When a bi-polar Islamic radical kills 50 people at a gay night club people frame the tragedy the way they want. Is it about terrorism or gun laws or do we need to have a conversation about mental health? It’s easy to forget that this was fundamentally a hate crime and over 100 people were hurt or killed in one of the few places they feel safe.
Living in New York City it’s easy to pretend that homophobia is a thing of the past. I spend most of my life surrounded by people who think like I do who don’t think twice when discovering someone’s sexual identity. But last night as I stood 100 yards from the Stonewall Inn I watched a queer latino man crying and screaming to his friend about being kicked out of his home by his parents. He came to the New York City as a homeless teenager and this was his place. This was where 20 years before he was born gay men fought back and started a civil rights movement that is still being fought and the Pulse nightclub attack is another reminder that we have a long way to go.
Last night there was a rally at the Stonewall Inn to mourn the victims of the Pulse nightclub attack. I heard about it a little too late and I got there about twenty minutes before it ended. People were giving speeches but I couldn’t really hear what they were saying as I moved closer to the stage. The crowd chanted over the amplified voices “Read their names! Read their names!” Finally someone came up and began reading the names and ages. The crowd was silent except for the word “Presente” after every name was read. People held up candles and lights on their phones and people started to cry. I put down my camera and just tried to hold it together. It was one of the most emotional things I have ever been a part of.
As the crowd began to disperse I walked around talking to people and taking photos. I made my way to the memorial in front of the Stonewall Inn to take photos but also to pay my respects. I hugged a lot of strangers and was getting ready to make my way home when I ran into a group of Black Lives Matter protesters who were showing solidarity with the LGBTQ community. They were loudly chanting and being followed by a few dozen NYPD members so I followed them.
As they marched a trans woman named Mariah Lopez from the Strategic Trans Alliance for Radical Reform would speak about landmarks in the LGBTQ struggle. Someone referred to her as a revolutionary tour guide. When we got to the West Village Pier she spoke of Marsha P. Johnson a trans woman who’s body was pulled out of the Hudson after Pride Week in 1992. It was an incredibly emotional moment. There were some more words said by other activists and the names of the victims were read again and then everyone held hands and chanted. I put down my camera and held Mariah’s hand and just took part in the moment.
When I finally made my way back home I felt this crazy feeling of sadness and togetherness that I haven’t felt since probably September 12th, 2001 when I went to a vigil in DC after a plane crashed into the Pentagon a mile from my home at the time.

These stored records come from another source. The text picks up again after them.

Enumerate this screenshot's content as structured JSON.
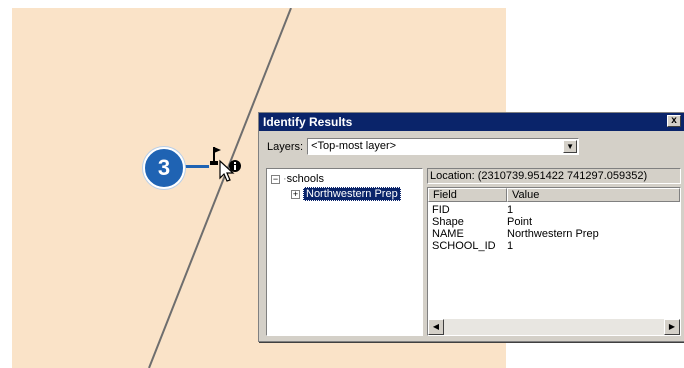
{
  "step_number": "3",
  "dialog": {
    "title": "Identify Results",
    "close_label": "x",
    "layers_label": "Layers:",
    "layers_value": "<Top-most layer>",
    "location": "Location: (2310739.951422 741297.059352)",
    "tree": {
      "root_label": "schools",
      "root_expander": "−",
      "child_label": "Northwestern Prep",
      "child_expander": "+"
    },
    "grid": {
      "columns": [
        "Field",
        "Value"
      ],
      "rows": [
        {
          "field": "FID",
          "value": "1"
        },
        {
          "field": "Shape",
          "value": "Point"
        },
        {
          "field": "NAME",
          "value": "Northwestern Prep"
        },
        {
          "field": "SCHOOL_ID",
          "value": "1"
        }
      ]
    }
  },
  "colors": {
    "map_background": "#fae3c8",
    "step_badge": "#1f63b3",
    "titlebar": "#0a246a"
  }
}
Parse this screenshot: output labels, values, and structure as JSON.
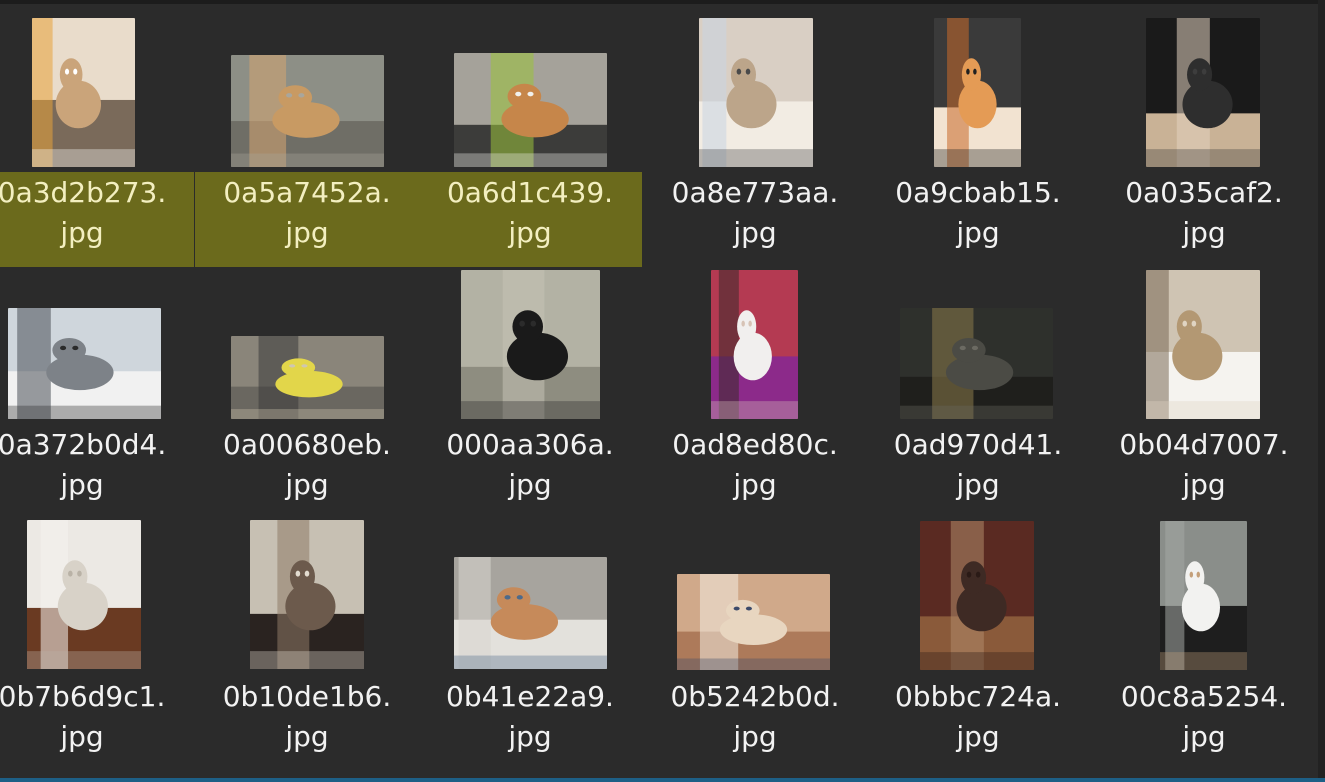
{
  "file_grid": {
    "selection_color": "#6b6a1c",
    "items": [
      {
        "name_line1": "0a3d2b273.",
        "name_line2": "jpg",
        "selected": true,
        "icon": "cat-thumbnail"
      },
      {
        "name_line1": "0a5a7452a.",
        "name_line2": "jpg",
        "selected": true,
        "icon": "dog-thumbnail"
      },
      {
        "name_line1": "0a6d1c439.",
        "name_line2": "jpg",
        "selected": true,
        "icon": "dog-thumbnail"
      },
      {
        "name_line1": "0a8e773aa.",
        "name_line2": "jpg",
        "selected": false,
        "icon": "cat-thumbnail"
      },
      {
        "name_line1": "0a9cbab15.",
        "name_line2": "jpg",
        "selected": false,
        "icon": "cat-thumbnail"
      },
      {
        "name_line1": "0a035caf2.",
        "name_line2": "jpg",
        "selected": false,
        "icon": "cat-thumbnail"
      },
      {
        "name_line1": "0a372b0d4.",
        "name_line2": "jpg",
        "selected": false,
        "icon": "cat-thumbnail"
      },
      {
        "name_line1": "0a00680eb.",
        "name_line2": "jpg",
        "selected": false,
        "icon": "cat-thumbnail"
      },
      {
        "name_line1": "000aa306a.",
        "name_line2": "jpg",
        "selected": false,
        "icon": "dog-thumbnail"
      },
      {
        "name_line1": "0ad8ed80c.",
        "name_line2": "jpg",
        "selected": false,
        "icon": "cat-thumbnail"
      },
      {
        "name_line1": "0ad970d41.",
        "name_line2": "jpg",
        "selected": false,
        "icon": "cat-thumbnail"
      },
      {
        "name_line1": "0b04d7007.",
        "name_line2": "jpg",
        "selected": false,
        "icon": "dog-thumbnail"
      },
      {
        "name_line1": "0b7b6d9c1.",
        "name_line2": "jpg",
        "selected": false,
        "icon": "dog-thumbnail"
      },
      {
        "name_line1": "0b10de1b6.",
        "name_line2": "jpg",
        "selected": false,
        "icon": "dog-thumbnail"
      },
      {
        "name_line1": "0b41e22a9.",
        "name_line2": "jpg",
        "selected": false,
        "icon": "dog-thumbnail"
      },
      {
        "name_line1": "0b5242b0d.",
        "name_line2": "jpg",
        "selected": false,
        "icon": "dog-thumbnail"
      },
      {
        "name_line1": "0bbbc724a.",
        "name_line2": "jpg",
        "selected": false,
        "icon": "dog-thumbnail"
      },
      {
        "name_line1": "00c8a5254.",
        "name_line2": "jpg",
        "selected": false,
        "icon": "dog-thumbnail"
      }
    ]
  }
}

It’s unfortunate that it takes a tragedy to bring strangers together like what I took part in last night. And with the Pulse nightclub attacks it’s even harder to feel that closeness with your fellow man. With so many different agendas it’s hard to see that almost everyone wants this shit to stop. We just disagree on how to make that happen.
So take a look at my photos and get off Twitter and Facebook for a second and go hug a stranger.
Click here to see my pictures from the Pulse nightclub rally at the Stonewall Inn.